Elsa: They certainly do. And I’m, I have a reason for doing that. Even though the, at least right now, most of my clients are English speakers, but I need to communicate to the Hispanic community that they matter and the marketing has to be targeted towards them. It’s the way, so in my marketing, I’m seeking to inform as well as empower. The first step is informing. And if people who are primarily, you know, Spanish speakers are seeing things in Spanish they’re like, Oh, she’s speaking to me. And then the thought process is like, Oh, so she really cares. Oh, so that may be somebody I want to do business with. 

Davina: Right. And even if they speak English, even if you have Spanish people who are bilingual themselves, right? I’m sure that that has a powerful effect because, you know, not many attorneys are doing that, putting out that kind of content in that way.

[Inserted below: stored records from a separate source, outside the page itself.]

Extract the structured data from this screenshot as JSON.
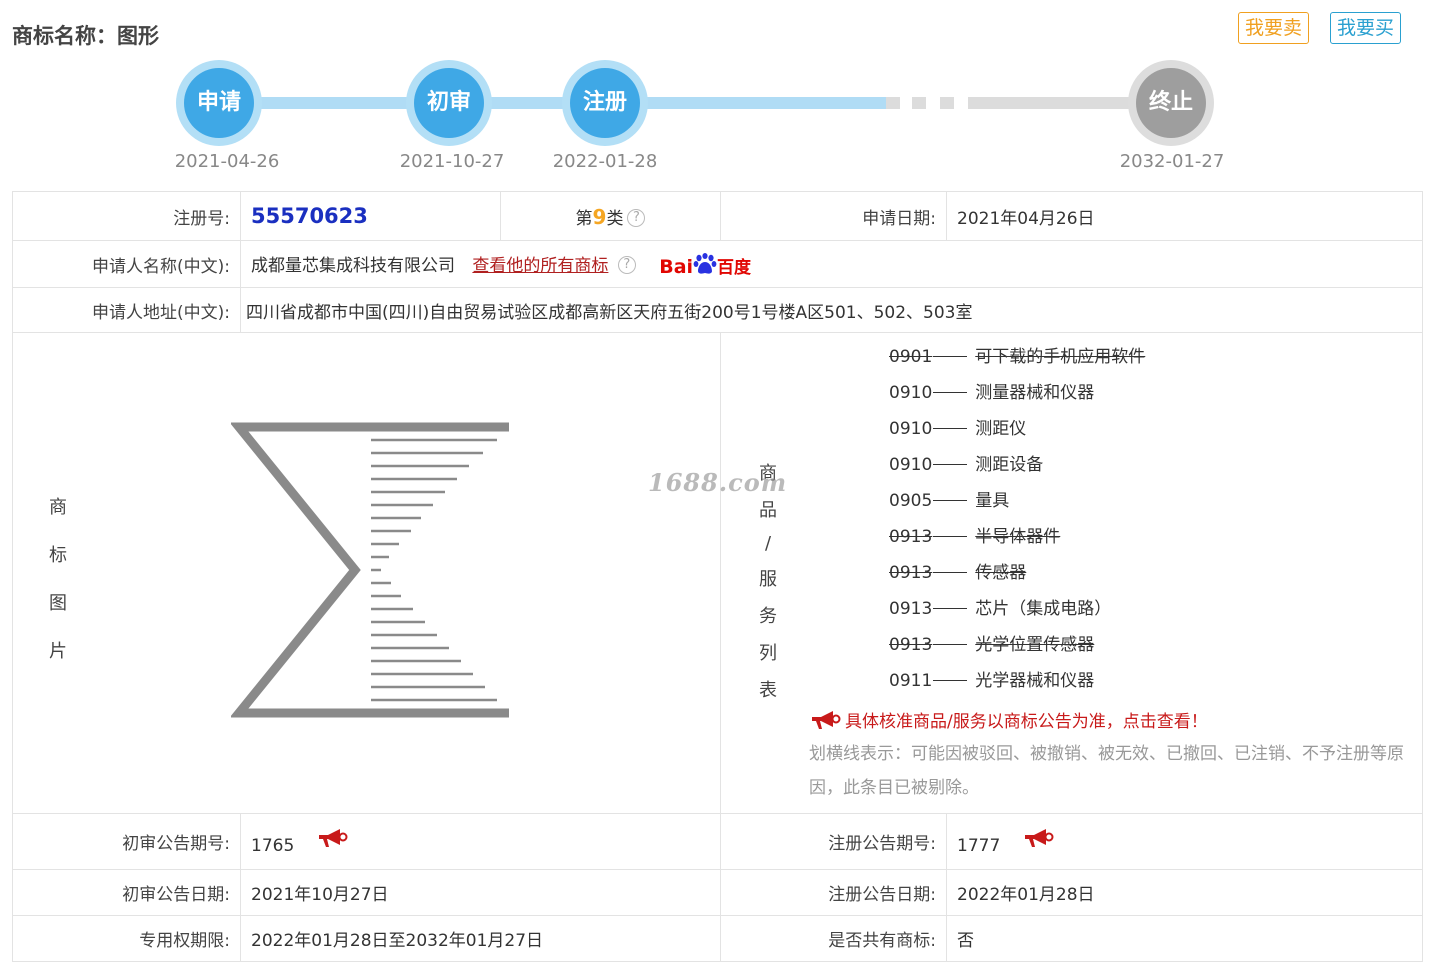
{
  "header": {
    "title": "商标名称：图形",
    "sell_label": "我要卖",
    "buy_label": "我要买"
  },
  "timeline": {
    "steps": [
      {
        "label": "申请",
        "date": "2021-04-26"
      },
      {
        "label": "初审",
        "date": "2021-10-27"
      },
      {
        "label": "注册",
        "date": "2022-01-28"
      },
      {
        "label": "终止",
        "date": "2032-01-27"
      }
    ]
  },
  "info": {
    "reg_no_label": "注册号:",
    "reg_no": "55570623",
    "class_prefix": "第",
    "class_num": "9",
    "class_suffix": "类",
    "apply_date_label": "申请日期:",
    "apply_date": "2021年04月26日",
    "applicant_label": "申请人名称(中文):",
    "applicant": "成都量芯集成科技有限公司",
    "view_all_link": "查看他的所有商标",
    "baidu_bai": "Bai",
    "baidu_du": "百度",
    "address_label": "申请人地址(中文):",
    "address": "四川省成都市中国(四川)自由贸易试验区成都高新区天府五街200号1号楼A区501、502、503室",
    "image_label_chars": [
      "商",
      "标",
      "图",
      "片"
    ],
    "goods_label_chars": [
      "商",
      "品",
      "/",
      "服",
      "务",
      "列",
      "表"
    ],
    "goods": [
      {
        "code": "0901",
        "name": "可下载的手机应用软件",
        "struck": true
      },
      {
        "code": "0910",
        "name": "测量器械和仪器",
        "struck": false
      },
      {
        "code": "0910",
        "name": "测距仪",
        "struck": false
      },
      {
        "code": "0910",
        "name": "测距设备",
        "struck": false
      },
      {
        "code": "0905",
        "name": "量具",
        "struck": false
      },
      {
        "code": "0913",
        "name": "半导体器件",
        "struck": true
      },
      {
        "code": "0913",
        "name": "传感器",
        "struck": true
      },
      {
        "code": "0913",
        "name": "芯片（集成电路）",
        "struck": false
      },
      {
        "code": "0913",
        "name": "光学位置传感器",
        "struck": true
      },
      {
        "code": "0911",
        "name": "光学器械和仪器",
        "struck": false
      }
    ],
    "goods_notice": "具体核准商品/服务以商标公告为准，点击查看！",
    "strike_note": "划横线表示：可能因被驳回、被撤销、被无效、已撤回、已注销、不予注册等原因，此条目已被剔除。",
    "watermark": "1688.com",
    "prelim_no_label": "初审公告期号:",
    "prelim_no": "1765",
    "reg_pub_no_label": "注册公告期号:",
    "reg_pub_no": "1777",
    "prelim_date_label": "初审公告日期:",
    "prelim_date": "2021年10月27日",
    "reg_pub_date_label": "注册公告日期:",
    "reg_pub_date": "2022年01月28日",
    "exclusive_label": "专用权期限:",
    "exclusive": "2022年01月28日至2032年01月27日",
    "shared_label": "是否共有商标:",
    "shared": "否"
  },
  "colors": {
    "timeline_active": "#3fa8e6",
    "timeline_end": "#9e9e9e",
    "reg_no": "#1a2fc0",
    "class_num": "#f5a623",
    "notice_red": "#c81a1a"
  }
}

Elsa: No, no, no. And again, in this competitive environment, you have to do what you can to set yourself apart. 

Davina: Right. Absolutely. Well tell us, we’re getting down to the end here so I wanted to ask you a couple of questions. One is if you had advice to give to another woman attorney who may be not quite as far along as you are in your journey, what would you tell her?

Elsa: A few things. One is to understand your why. Understand why you’re doing this. Who are you trying to serve and why? The second thing is to recognize the need for, I’ll call it coaching, but just assistance in general. You need someone to stand alongside you to help you build the business. And don’t be afraid to ask for help. And the, I guess the last thing is to really change your mindset from expenses that you have. So change the mindset to investment. You’re investing in yourself. You’re investing in your employees. 

You’re investing in your firm. And that will give you the confidence to grow your firm and to take those steps of faith that you inevitably will need to take in order to grow your firm and take it to the next level. It’s worked for me. So that’s what I would encourage other business owners to do as well. You know, to whom much is given much is required. So I’m, in the work that I’m doing, I hope to empower as many women as I can.

Davina: Right. It’s wonderful when you shift your perspective from, you know, you and your own, you know, focus to saying what kind of impact can I have? How can I impact, like if I grow this business I’ll be able to work with and impact more people, right? And that sounds like that is what you have done is really stepped into your why and thought about, you know, how does my work impact these, the people that I want to serve? And can I serve more of them? Can I create a bigger impact?

Elsa: That’s right. That’s right.

Davina: So tell me how can we find out more about you. If we want to look up and find out more about the Law Offices of Elsa W. Smith, how do we, tell us all about where your YouTube channel is and your website and all that.

Elsa: All that good stuff. Yes. First, my website. You can reach me at Elsa, ELSA W. Smith And you’ll find my blog there. You can also subscribe to my website, to my newsletter rather, The Weekly on that website. You can connect with me on Facebook, LinkedIn, Instagram Twitter at Elsa W. Smith Law. You can also visit me and subscribe to my YouTube channel at Elsa W. Smith Law. So I’m all over social media so there are plenty of ways to stay connected with me. And I look forward to growing my audience and serving more people every day.

Davina: Right, right. Well, I’m so happy you were here. It’s been such a pleasure talking to you. I always enjoy our conversations and I’m excited to see how much you have grown in the past few years and I can’t wait to see what you have in store in the next several years.

Elsa: Thank you. Thank you, Davina. It’s such a, it’s been such a pleasure speaking with you. And I too, I love our conversations. It’s really been a joy. I was looking forward to this. I’m really glad that we, yeah, yeah, it’s been fabulous.

Davina: Oh, great. Thank you.